**Problem statement**
Keep only the lines of the data below that contain "description", and copy them.

**The data**
◆ ◆ ◆ ◆ ◆ ◆ ◆

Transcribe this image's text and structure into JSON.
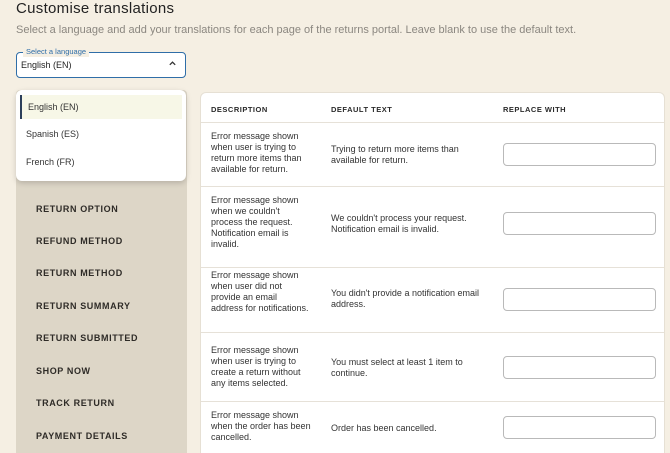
{
  "header": {
    "title": "Customise translations",
    "subtitle": "Select a language and add your translations for each page of the returns portal. Leave blank to use the default text."
  },
  "language_select": {
    "legend": "Select a language",
    "value": "English (EN)",
    "chevron_icon": "chevron-up-icon"
  },
  "dropdown": {
    "options": [
      "English (EN)",
      "Spanish (ES)",
      "French (FR)"
    ],
    "selected": "English (EN)"
  },
  "sidenav": {
    "items": [
      "RETURN OPTION",
      "REFUND METHOD",
      "RETURN METHOD",
      "RETURN SUMMARY",
      "RETURN SUBMITTED",
      "SHOP NOW",
      "TRACK RETURN",
      "PAYMENT DETAILS"
    ]
  },
  "table": {
    "headers": {
      "description": "DESCRIPTION",
      "default_text": "DEFAULT TEXT",
      "replace_with": "REPLACE WITH"
    },
    "rows": [
      {
        "description": "Error message shown when user is trying to return more items than available for return.",
        "default_text": "Trying to return more items than available for return.",
        "replace_with": ""
      },
      {
        "description": "Error message shown when we couldn't process the request. Notification email is invalid.",
        "default_text": "We couldn't process your request. Notification email is invalid.",
        "replace_with": ""
      },
      {
        "description": "Error message shown when user did not provide an email address for notifications.",
        "default_text": "You didn't provide a notification email address.",
        "replace_with": ""
      },
      {
        "description": "Error message shown when user is trying to create a return without any items selected.",
        "default_text": "You must select at least 1 item to continue.",
        "replace_with": ""
      },
      {
        "description": "Error message shown when the order has been cancelled.",
        "default_text": "Order has been cancelled.",
        "replace_with": ""
      }
    ]
  },
  "colors": {
    "background": "#f5efe3",
    "sidenav": "#ddd6c7",
    "accent": "#2f6ea8"
  }
}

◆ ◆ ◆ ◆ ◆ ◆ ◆

**Output for this task**
      "description": "DESCRIPTION",
        "description": "Error message shown when user is trying to return more items than available for return.",
        "description": "Error message shown when we couldn't process the request. Notification email is invalid.",
        "description": "Error message shown when user did not provide an email address for notifications.",
        "description": "Error message shown when user is trying to create a return without any items selected.",
        "description": "Error message shown when the order has been cancelled.",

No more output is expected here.